Today, we present you with something even more terrifying and gross: drug resistant pubic lice, AKA crabs.
We decided to look into the issue after yesterday’s news: We wondered whether what’s true for one louse is also true for another louse, etc.
What we found Googling around is a bit troubling.
In 2001, a case study in Australia identified public lice which were resistant to pyrethrin, an insecticide commonly used to treat this infection and head lice.
This might have been one of the first such epidemiological reports.
Some studies even put to question the effectiveness of lindane, a controversial pesticides that, along with malathion, is used when gentler treatments don’t work.

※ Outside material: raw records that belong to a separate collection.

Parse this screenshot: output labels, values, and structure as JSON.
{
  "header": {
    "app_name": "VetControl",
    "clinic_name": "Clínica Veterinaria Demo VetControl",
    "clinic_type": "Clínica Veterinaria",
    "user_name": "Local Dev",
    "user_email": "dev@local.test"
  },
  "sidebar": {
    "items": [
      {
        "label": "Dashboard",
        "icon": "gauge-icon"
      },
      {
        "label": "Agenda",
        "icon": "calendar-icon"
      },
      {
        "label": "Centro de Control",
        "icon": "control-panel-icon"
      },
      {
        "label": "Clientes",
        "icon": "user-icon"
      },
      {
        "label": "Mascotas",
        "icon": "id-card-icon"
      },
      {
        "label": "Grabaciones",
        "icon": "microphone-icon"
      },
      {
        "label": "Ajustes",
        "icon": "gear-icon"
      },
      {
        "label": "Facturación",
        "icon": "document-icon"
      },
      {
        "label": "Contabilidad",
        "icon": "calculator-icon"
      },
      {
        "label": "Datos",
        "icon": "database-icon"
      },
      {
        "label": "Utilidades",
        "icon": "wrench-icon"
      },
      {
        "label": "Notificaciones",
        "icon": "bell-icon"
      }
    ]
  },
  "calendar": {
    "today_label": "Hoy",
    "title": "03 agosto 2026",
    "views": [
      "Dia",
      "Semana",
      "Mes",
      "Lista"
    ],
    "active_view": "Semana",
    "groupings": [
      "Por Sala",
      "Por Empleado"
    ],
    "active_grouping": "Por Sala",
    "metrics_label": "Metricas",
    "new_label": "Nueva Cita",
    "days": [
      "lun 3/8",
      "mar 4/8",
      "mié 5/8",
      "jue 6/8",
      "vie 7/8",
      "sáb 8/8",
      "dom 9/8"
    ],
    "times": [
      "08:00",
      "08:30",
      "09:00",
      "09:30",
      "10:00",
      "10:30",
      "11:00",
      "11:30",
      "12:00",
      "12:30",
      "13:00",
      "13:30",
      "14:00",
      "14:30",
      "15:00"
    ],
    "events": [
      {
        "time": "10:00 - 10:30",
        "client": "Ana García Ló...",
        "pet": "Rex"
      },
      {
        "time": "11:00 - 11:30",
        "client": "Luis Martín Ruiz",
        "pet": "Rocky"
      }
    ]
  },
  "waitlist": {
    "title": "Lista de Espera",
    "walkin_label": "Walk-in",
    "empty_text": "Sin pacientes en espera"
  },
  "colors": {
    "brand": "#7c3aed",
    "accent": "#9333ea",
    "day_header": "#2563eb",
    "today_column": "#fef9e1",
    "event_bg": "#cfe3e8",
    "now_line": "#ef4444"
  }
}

There’s some good news, however. Drug resistant pubic lice don’t seem to run quite as rampant as drug resistant head lice. And the New York Department of Health and Mental Hygiene told us that it had not heard reports of these nasty things in the city.
FYI: Prophylactics, such as condoms, don’t protect against lice. Like, at all.
Planned Parenthood says: “Pubic lice are easily spread, and there is no protection. The only thing that can reduce your risk of getting pubic lice is limiting the number of people with whom you have intimate or sexual contact. If you or your partner has pubic lice, do not have sex again until treatment is complete.”
And on that note, enjoy your summer lovin’ responsibly.